I watched this film on an attractive Universal Pictures Blu-ray released in 2018. The disc had English subtitles but no extras. Two years later the movie was released as a Kino Lorber Special Edition Blu-ray with a commentary track and an interview with cast member Don Stroud.

– Laura Grieve for Classic Movie Hub

Laura can be found at her blog, Laura’s Miscellaneous Musings, where she’s been writing about movies since 2005, and on Twitter at @LaurasMiscMovie. A lifelong film fan, Laura loves the classics including Disney, Film Noir, Musicals, and Westerns.  She regularly covers Southern California classic film festivals.  Laura will scribe on all things western at the ‘Western RoundUp’ for CMH.

This entry was posted in Films, Posts by Laura Grieve, Western RoundUp and tagged , , , , , , , , , , , , , , . Bookmark the permalink.

3 Responses to Western RoundUp: Joe Kidd

  1. tom j jones says:

    I haven’t seen this in so long – all I really remember is the steam train! I have seen most of Eastwood’s westerns. The best one IMO is Unforgiven, because it’s partly about how the legend of the West was created (and who by) – people rave about The Outlaw Josey Wales (Orson Welles loved it, apparently), but when I watched it recently, it had some great moments but also some weaknesses

    With the spaghetti westerns, it’s not the violence you may struggle with (although I doubt you’d like A Few Dollars More), but the morality. As Sir Christopher Frayling has said, in an American western, the hero is the best shot – but in an Italian western, the best shot is the hero.

  2. Jerry Entract says:

    I have great admiration for Eastwood as both actor and director. Liked him all the way back to his Rowdy Yates days on RAWHIDE and still enjoy that series today. I really like his ‘cop’ films over the years but his westerns less so generally apart from his OUTLAW JOSEY WALES & UNFORGIVEN which are very fine. I think it is because his other westerns always have that ‘spaghetti’ feel about them. Not surprising since those westerns made his name but they really don’t appeal to me as a traditional western fan.
    I’m a great admirer of director Sturges too but I would take his OK CORRAL film over JOE KIDD any day personally.
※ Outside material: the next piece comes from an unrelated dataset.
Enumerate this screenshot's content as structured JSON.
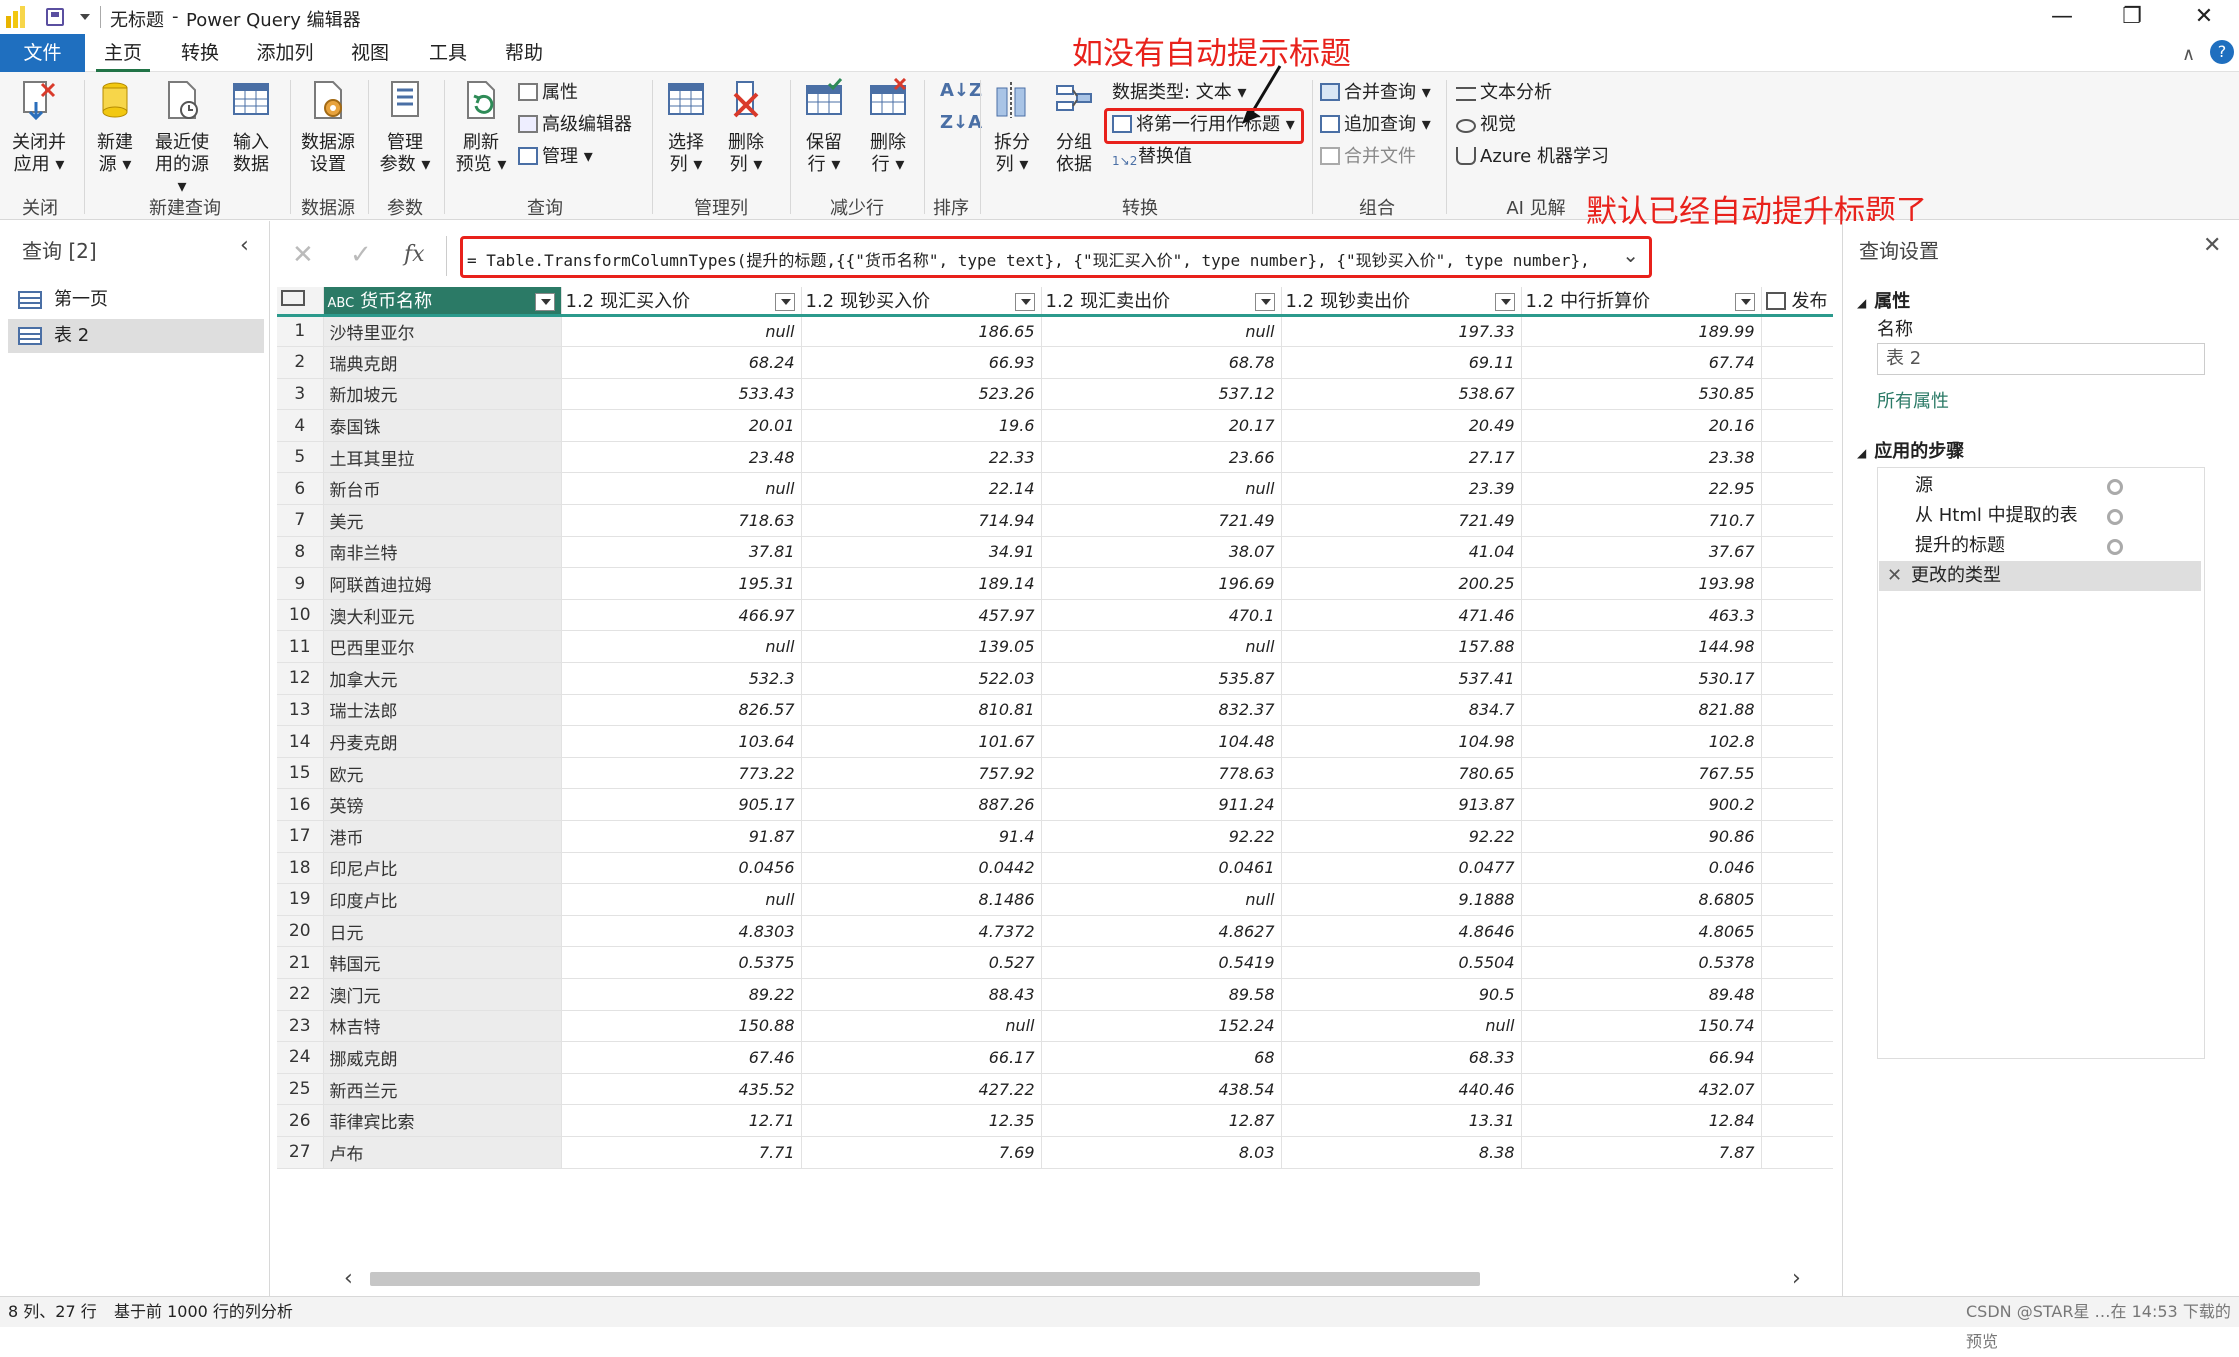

  3. Lyson says:

    Enjoyed this review – I’m also not into his Westerns with the exception of Unforgiven – which I found magnificent. The other exception for me is Pale Rider – which has some stylistic connections to a favorite of mine – Shane.

Leave a Reply

Your email address will not be published. Required fields are marked *

This site uses Akismet to reduce spam. Learn how your comment data is processed.